Despite the counsel to say something, anything but “no comment,” some spokespeople still find themselves speechless. Maybe that’s not all bad. Take the report in today’s Seattle Times (“Report: U.S. pays out millions to dead people”) that “The U.S. government pays out millions of dollars to dead people each year, including deceased, retired federal workers…” The good news is that the son who collected his departed father’s check for 37 years has now died and the federally-hosted party for one family has finally ended. The guilty agency is the Office of Personnel Management (OPM). According to the article, “An OPM spokesman had no comment.” Think about it. A government official called their attention to the same problem in 2005 and 2008. What could the spokesman say to convince an audience that the agency had the situation nearly under control: “Trust me, this will never happen again?” “No one told us that ‘the deceased’ were not a protected class?” “We didn’t want to cause upset with a phone call asking who among the family members were still alive and who were still dead?”
This brings me to the subject of comments vs. no comments in my new life, the world of blogging.

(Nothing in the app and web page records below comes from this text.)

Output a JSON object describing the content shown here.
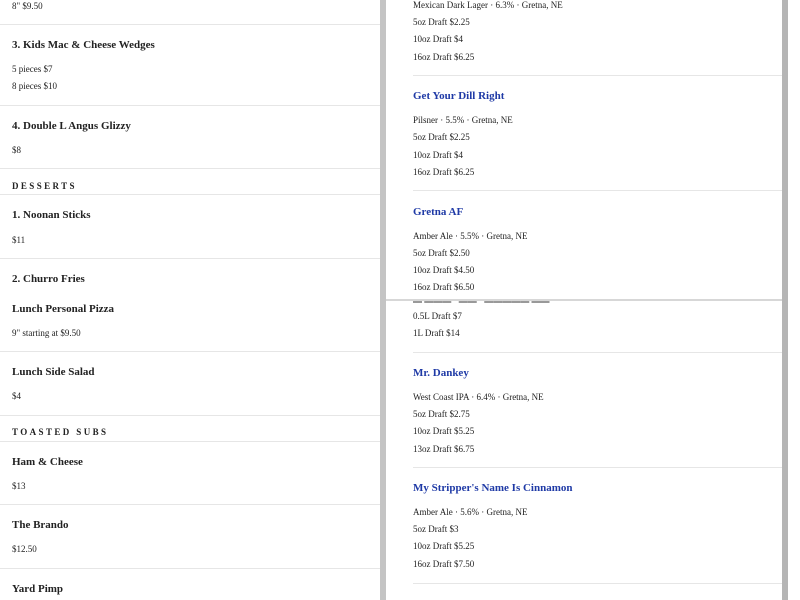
{
  "left_top": {
    "pizza_price_line": "8\" $9.50",
    "kids_item": {
      "title": "3. Kids Mac & Cheese Wedges",
      "opt1": "5 pieces $7",
      "opt2": "8 pieces $10"
    },
    "double_item": {
      "title": "4. Double L Angus Glizzy",
      "price": "$8"
    },
    "desserts_header": "DESSERTS",
    "noonan": {
      "title": "1. Noonan Sticks",
      "price": "$11"
    },
    "churro": {
      "title": "2. Churro Fries"
    }
  },
  "left_bottom": {
    "lunch_pizza": {
      "title": "Lunch Personal Pizza",
      "price": "9\" starting at $9.50"
    },
    "lunch_salad": {
      "title": "Lunch Side Salad",
      "price": "$4"
    },
    "toasted_header": "TOASTED SUBS",
    "ham": {
      "title": "Ham & Cheese",
      "price": "$13"
    },
    "brando": {
      "title": "The Brando",
      "price": "$12.50"
    },
    "yard": {
      "title": "Yard Pimp"
    }
  },
  "right_top": {
    "mexican": {
      "desc": "Mexican Dark Lager · 6.3% · Gretna, NE",
      "d5": "5oz Draft $2.25",
      "d10": "10oz Draft $4",
      "d16": "16oz Draft $6.25"
    },
    "dill": {
      "title": "Get Your Dill Right",
      "desc": "Pilsner · 5.5% · Gretna, NE",
      "d5": "5oz Draft $2.25",
      "d10": "10oz Draft $4",
      "d16": "16oz Draft $6.25"
    },
    "gretna": {
      "title": "Gretna AF",
      "desc": "Amber Ale · 5.5% · Gretna, NE",
      "d5": "5oz Draft $2.50",
      "d10": "10oz Draft $4.50",
      "d16": "16oz Draft $6.50"
    }
  },
  "right_bottom": {
    "liter": {
      "half": "0.5L Draft $7",
      "one": "1L Draft $14"
    },
    "dankey": {
      "title": "Mr. Dankey",
      "desc": "West Coast IPA · 6.4% · Gretna, NE",
      "d5": "5oz Draft $2.75",
      "d10": "10oz Draft $5.25",
      "d13": "13oz Draft $6.75"
    },
    "stripper": {
      "title": "My Stripper's Name Is Cinnamon",
      "desc": "Amber Ale · 5.6% · Gretna, NE",
      "d5": "5oz Draft $3",
      "d10": "10oz Draft $5.25",
      "d16": "16oz Draft $7.50"
    }
  }
}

A friend and I, both recovering school district spokeswomen, have long discussions over how to attract new traffic to our blogs (outrageous headlines and how-to-lose weight posts work best), and how to encourage readers to comment. We laugh about different situations on the job when all we wanted was to say “no comment” but couldn’t, and had to struggle to find the words we could use on camera. But now, instead of avoiding comments we are making them and seeking them. Funny how things turn out. Please be assured that whatever solution we come up with to generate more comments, we will not pad our numbers with responses from the dearly departed.
Perhaps the desire to no-comment the inquiries back in the day and the more forthcoming blogorrhea of today has to do with the former obligation to defend/cover/spin other people’s missteps and crimes, whereas today one speaks for herself. You are ready to take responsibility for any of your remarks, while in the past you had to speak for those who maybe were not doing so.
Another possibility is that some PR people confuse their responsibility to ensure true and accurate information with a responsibility to spin a story so their institution looks good.
A PR person who gets caught up in the spin business destroys his or her own credibility. Besides “no comment” is a red flag for a reporter.